(Data for the task)
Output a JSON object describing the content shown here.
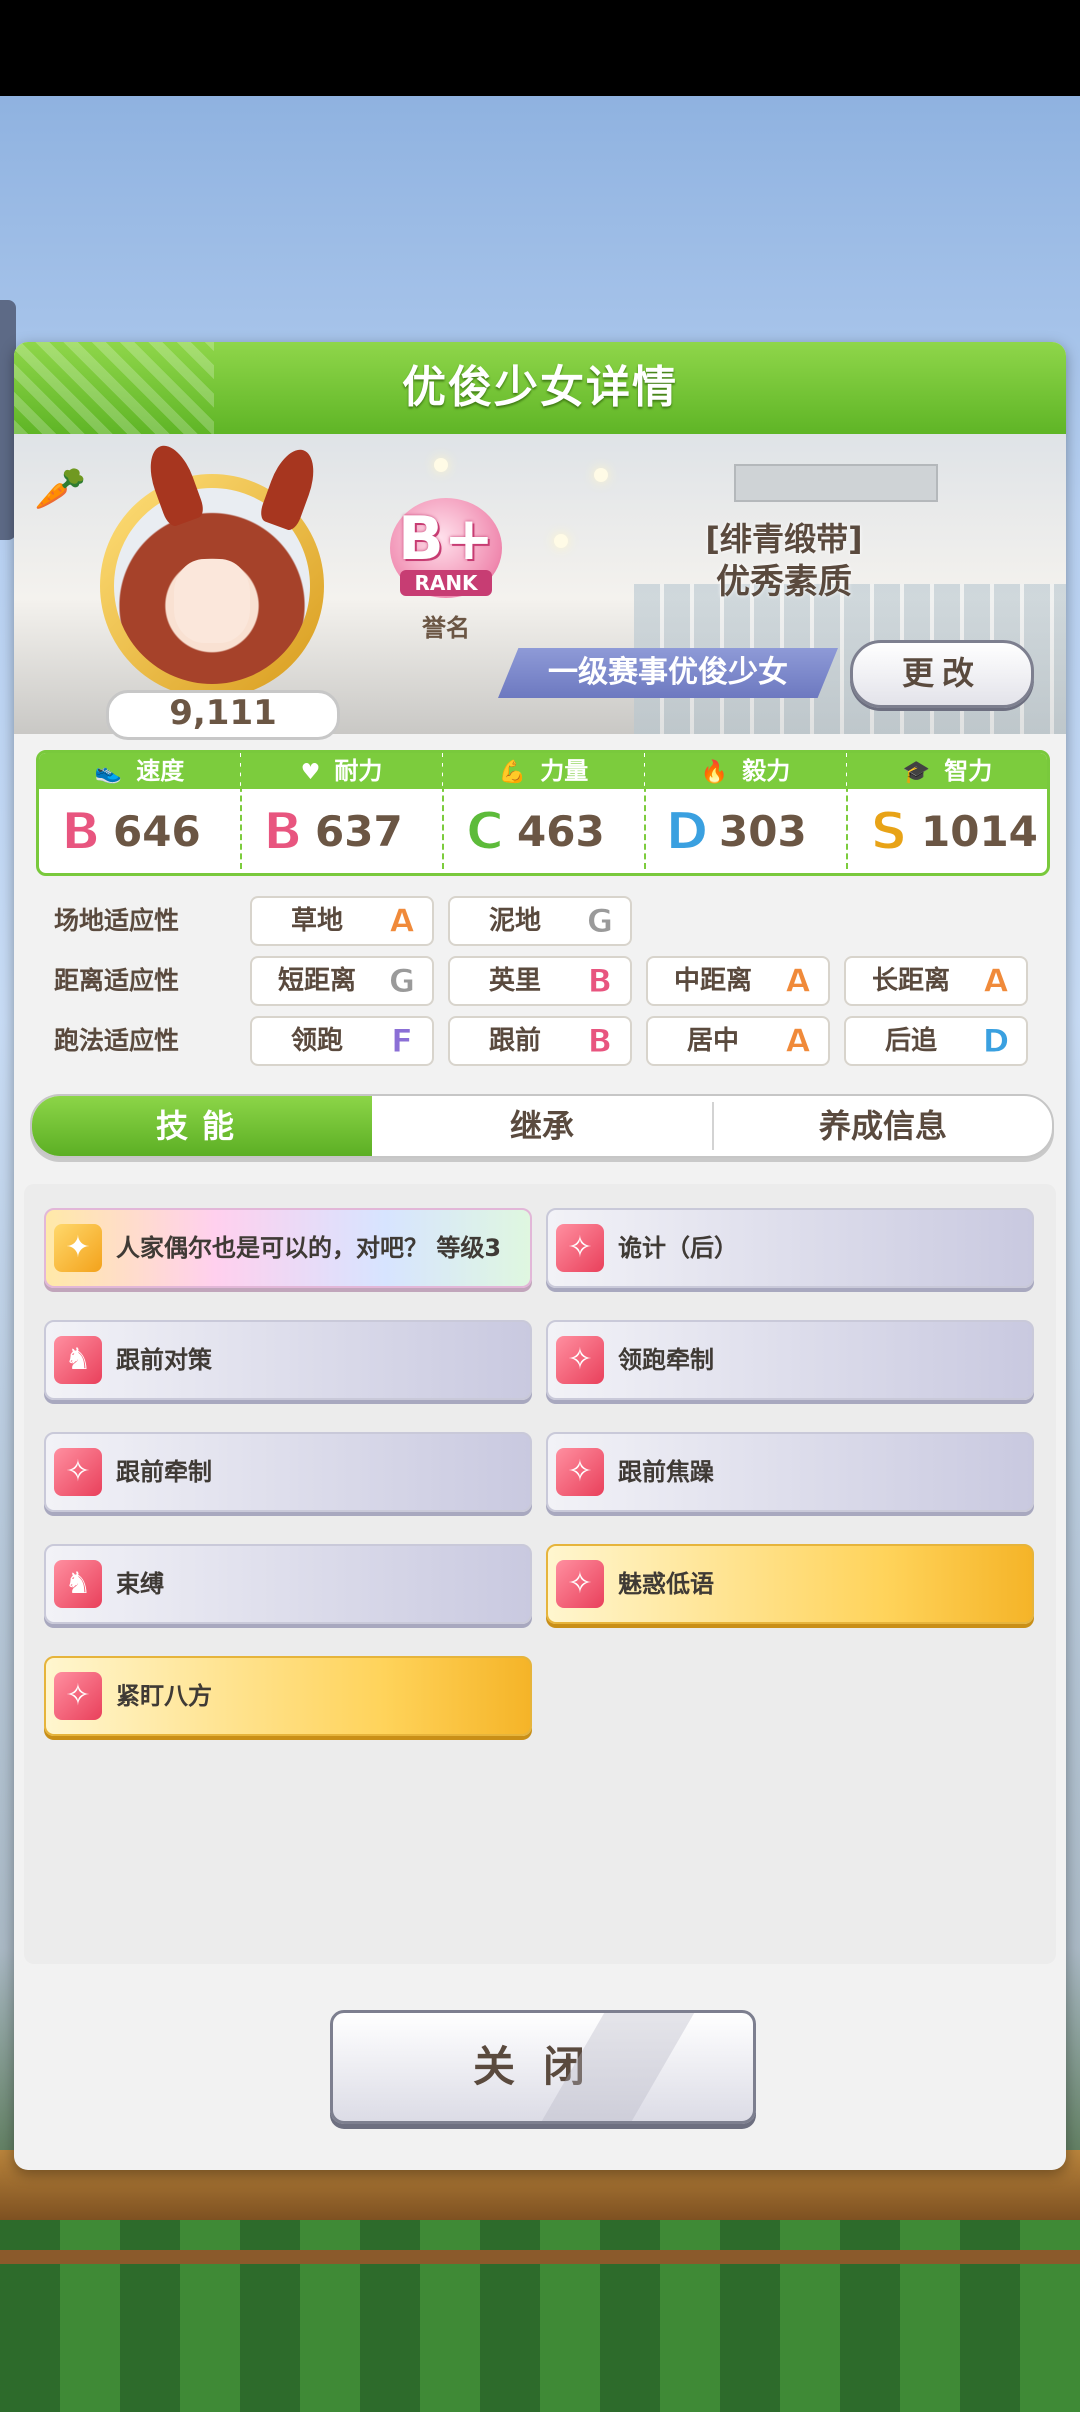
{
  "panel": {
    "title": "优俊少女详情"
  },
  "character": {
    "fans": "9,111",
    "rank": {
      "letter": "B+",
      "label": "RANK",
      "caption": "誉名"
    },
    "epithet": {
      "tag": "[绯青缎带]",
      "name": "优秀素质"
    },
    "title": "一级赛事优俊少女",
    "change_button": "更改"
  },
  "stats": [
    {
      "label": "速度",
      "icon": "shoe-icon",
      "grade": "B",
      "value": "646",
      "grade_color": "#e8557f"
    },
    {
      "label": "耐力",
      "icon": "heart-icon",
      "grade": "B",
      "value": "637",
      "grade_color": "#e8557f"
    },
    {
      "label": "力量",
      "icon": "muscle-icon",
      "grade": "C",
      "value": "463",
      "grade_color": "#5dbb3a"
    },
    {
      "label": "毅力",
      "icon": "flame-icon",
      "grade": "D",
      "value": "303",
      "grade_color": "#3aa0e0"
    },
    {
      "label": "智力",
      "icon": "graduation-cap-icon",
      "grade": "S",
      "value": "1014",
      "grade_color": "#e8a317"
    }
  ],
  "aptitudes": [
    {
      "label": "场地适应性",
      "items": [
        {
          "name": "草地",
          "grade": "A",
          "color": "#f08a3a"
        },
        {
          "name": "泥地",
          "grade": "G",
          "color": "#9a9a9a"
        }
      ]
    },
    {
      "label": "距离适应性",
      "items": [
        {
          "name": "短距离",
          "grade": "G",
          "color": "#9a9a9a"
        },
        {
          "name": "英里",
          "grade": "B",
          "color": "#e8557f"
        },
        {
          "name": "中距离",
          "grade": "A",
          "color": "#f08a3a"
        },
        {
          "name": "长距离",
          "grade": "A",
          "color": "#f08a3a"
        }
      ]
    },
    {
      "label": "跑法适应性",
      "items": [
        {
          "name": "领跑",
          "grade": "F",
          "color": "#8b6fd6"
        },
        {
          "name": "跟前",
          "grade": "B",
          "color": "#e8557f"
        },
        {
          "name": "居中",
          "grade": "A",
          "color": "#f08a3a"
        },
        {
          "name": "后追",
          "grade": "D",
          "color": "#3aa0e0"
        }
      ]
    }
  ],
  "tabs": [
    {
      "label": "技能",
      "active": true
    },
    {
      "label": "继承",
      "active": false
    },
    {
      "label": "养成信息",
      "active": false
    }
  ],
  "skills": [
    {
      "name": "人家偶尔也是可以的，对吧？ 等级3",
      "style": "rainbow",
      "icon": "unique-skill-icon"
    },
    {
      "name": "诡计（后）",
      "style": "normal",
      "icon": "debuff-sparkle-icon"
    },
    {
      "name": "跟前对策",
      "style": "normal",
      "icon": "horse-silhouette-icon"
    },
    {
      "name": "领跑牵制",
      "style": "normal",
      "icon": "debuff-sparkle-icon"
    },
    {
      "name": "跟前牵制",
      "style": "normal",
      "icon": "debuff-sparkle-icon"
    },
    {
      "name": "跟前焦躁",
      "style": "normal",
      "icon": "debuff-sparkle-icon"
    },
    {
      "name": "束缚",
      "style": "normal",
      "icon": "horse-silhouette-icon"
    },
    {
      "name": "魅惑低语",
      "style": "gold",
      "icon": "debuff-sparkle-icon"
    },
    {
      "name": "紧盯八方",
      "style": "gold",
      "icon": "debuff-sparkle-icon"
    }
  ],
  "close_button": "关闭"
}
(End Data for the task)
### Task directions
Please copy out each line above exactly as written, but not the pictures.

### Solution for this task
Output a JSON object describing the content shown here.
{
  "panel": {
    "title": "优俊少女详情"
  },
  "character": {
    "fans": "9,111",
    "rank": {
      "letter": "B+",
      "label": "RANK",
      "caption": "誉名"
    },
    "epithet": {
      "tag": "[绯青缎带]",
      "name": "优秀素质"
    },
    "title": "一级赛事优俊少女",
    "change_button": "更改"
  },
  "stats": [
    {
      "label": "速度",
      "icon": "shoe-icon",
      "grade": "B",
      "value": "646",
      "grade_color": "#e8557f"
    },
    {
      "label": "耐力",
      "icon": "heart-icon",
      "grade": "B",
      "value": "637",
      "grade_color": "#e8557f"
    },
    {
      "label": "力量",
      "icon": "muscle-icon",
      "grade": "C",
      "value": "463",
      "grade_color": "#5dbb3a"
    },
    {
      "label": "毅力",
      "icon": "flame-icon",
      "grade": "D",
      "value": "303",
      "grade_color": "#3aa0e0"
    },
    {
      "label": "智力",
      "icon": "graduation-cap-icon",
      "grade": "S",
      "value": "1014",
      "grade_color": "#e8a317"
    }
  ],
  "aptitudes": [
    {
      "label": "场地适应性",
      "items": [
        {
          "name": "草地",
          "grade": "A",
          "color": "#f08a3a"
        },
        {
          "name": "泥地",
          "grade": "G",
          "color": "#9a9a9a"
        }
      ]
    },
    {
      "label": "距离适应性",
      "items": [
        {
          "name": "短距离",
          "grade": "G",
          "color": "#9a9a9a"
        },
        {
          "name": "英里",
          "grade": "B",
          "color": "#e8557f"
        },
        {
          "name": "中距离",
          "grade": "A",
          "color": "#f08a3a"
        },
        {
          "name": "长距离",
          "grade": "A",
          "color": "#f08a3a"
        }
      ]
    },
    {
      "label": "跑法适应性",
      "items": [
        {
          "name": "领跑",
          "grade": "F",
          "color": "#8b6fd6"
        },
        {
          "name": "跟前",
          "grade": "B",
          "color": "#e8557f"
        },
        {
          "name": "居中",
          "grade": "A",
          "color": "#f08a3a"
        },
        {
          "name": "后追",
          "grade": "D",
          "color": "#3aa0e0"
        }
      ]
    }
  ],
  "tabs": [
    {
      "label": "技能",
      "active": true
    },
    {
      "label": "继承",
      "active": false
    },
    {
      "label": "养成信息",
      "active": false
    }
  ],
  "skills": [
    {
      "name": "人家偶尔也是可以的，对吧？ 等级3",
      "style": "rainbow",
      "icon": "unique-skill-icon"
    },
    {
      "name": "诡计（后）",
      "style": "normal",
      "icon": "debuff-sparkle-icon"
    },
    {
      "name": "跟前对策",
      "style": "normal",
      "icon": "horse-silhouette-icon"
    },
    {
      "name": "领跑牵制",
      "style": "normal",
      "icon": "debuff-sparkle-icon"
    },
    {
      "name": "跟前牵制",
      "style": "normal",
      "icon": "debuff-sparkle-icon"
    },
    {
      "name": "跟前焦躁",
      "style": "normal",
      "icon": "debuff-sparkle-icon"
    },
    {
      "name": "束缚",
      "style": "normal",
      "icon": "horse-silhouette-icon"
    },
    {
      "name": "魅惑低语",
      "style": "gold",
      "icon": "debuff-sparkle-icon"
    },
    {
      "name": "紧盯八方",
      "style": "gold",
      "icon": "debuff-sparkle-icon"
    }
  ],
  "close_button": "关闭"
}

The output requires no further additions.